START Information supplied

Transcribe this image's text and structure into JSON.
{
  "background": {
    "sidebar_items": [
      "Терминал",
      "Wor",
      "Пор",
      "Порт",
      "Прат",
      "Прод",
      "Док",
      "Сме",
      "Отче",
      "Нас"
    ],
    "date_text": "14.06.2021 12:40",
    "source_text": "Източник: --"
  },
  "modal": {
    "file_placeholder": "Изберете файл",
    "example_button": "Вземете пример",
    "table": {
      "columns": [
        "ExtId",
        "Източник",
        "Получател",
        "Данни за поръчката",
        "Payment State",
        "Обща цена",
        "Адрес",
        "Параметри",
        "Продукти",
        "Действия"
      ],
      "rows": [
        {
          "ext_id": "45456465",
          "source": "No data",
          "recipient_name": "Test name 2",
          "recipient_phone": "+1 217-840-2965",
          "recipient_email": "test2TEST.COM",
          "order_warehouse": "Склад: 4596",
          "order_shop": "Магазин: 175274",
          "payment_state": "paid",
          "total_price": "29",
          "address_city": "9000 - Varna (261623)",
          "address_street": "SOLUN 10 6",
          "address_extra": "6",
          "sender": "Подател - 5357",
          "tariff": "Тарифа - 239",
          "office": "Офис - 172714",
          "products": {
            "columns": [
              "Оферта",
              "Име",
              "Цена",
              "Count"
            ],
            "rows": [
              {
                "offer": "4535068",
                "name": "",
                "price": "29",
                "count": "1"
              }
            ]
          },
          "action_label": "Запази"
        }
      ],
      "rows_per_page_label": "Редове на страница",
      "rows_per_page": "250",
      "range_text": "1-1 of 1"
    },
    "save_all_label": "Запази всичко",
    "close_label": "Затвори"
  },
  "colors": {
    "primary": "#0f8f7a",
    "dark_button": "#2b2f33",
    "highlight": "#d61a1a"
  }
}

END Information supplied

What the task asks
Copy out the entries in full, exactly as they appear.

Response to this exercise
Transcribe this image's text and structure into JSON.
{
  "background": {
    "sidebar_items": [
      "Терминал",
      "Wor",
      "Пор",
      "Порт",
      "Прат",
      "Прод",
      "Док",
      "Сме",
      "Отче",
      "Нас"
    ],
    "date_text": "14.06.2021 12:40",
    "source_text": "Източник: --"
  },
  "modal": {
    "file_placeholder": "Изберете файл",
    "example_button": "Вземете пример",
    "table": {
      "columns": [
        "ExtId",
        "Източник",
        "Получател",
        "Данни за поръчката",
        "Payment State",
        "Обща цена",
        "Адрес",
        "Параметри",
        "Продукти",
        "Действия"
      ],
      "rows": [
        {
          "ext_id": "45456465",
          "source": "No data",
          "recipient_name": "Test name 2",
          "recipient_phone": "+1 217-840-2965",
          "recipient_email": "test2TEST.COM",
          "order_warehouse": "Склад: 4596",
          "order_shop": "Магазин: 175274",
          "payment_state": "paid",
          "total_price": "29",
          "address_city": "9000 - Varna (261623)",
          "address_street": "SOLUN 10 6",
          "address_extra": "6",
          "sender": "Подател - 5357",
          "tariff": "Тарифа - 239",
          "office": "Офис - 172714",
          "products": {
            "columns": [
              "Оферта",
              "Име",
              "Цена",
              "Count"
            ],
            "rows": [
              {
                "offer": "4535068",
                "name": "",
                "price": "29",
                "count": "1"
              }
            ]
          },
          "action_label": "Запази"
        }
      ],
      "rows_per_page_label": "Редове на страница",
      "rows_per_page": "250",
      "range_text": "1-1 of 1"
    },
    "save_all_label": "Запази всичко",
    "close_label": "Затвори"
  },
  "colors": {
    "primary": "#0f8f7a",
    "dark_button": "#2b2f33",
    "highlight": "#d61a1a"
  }
}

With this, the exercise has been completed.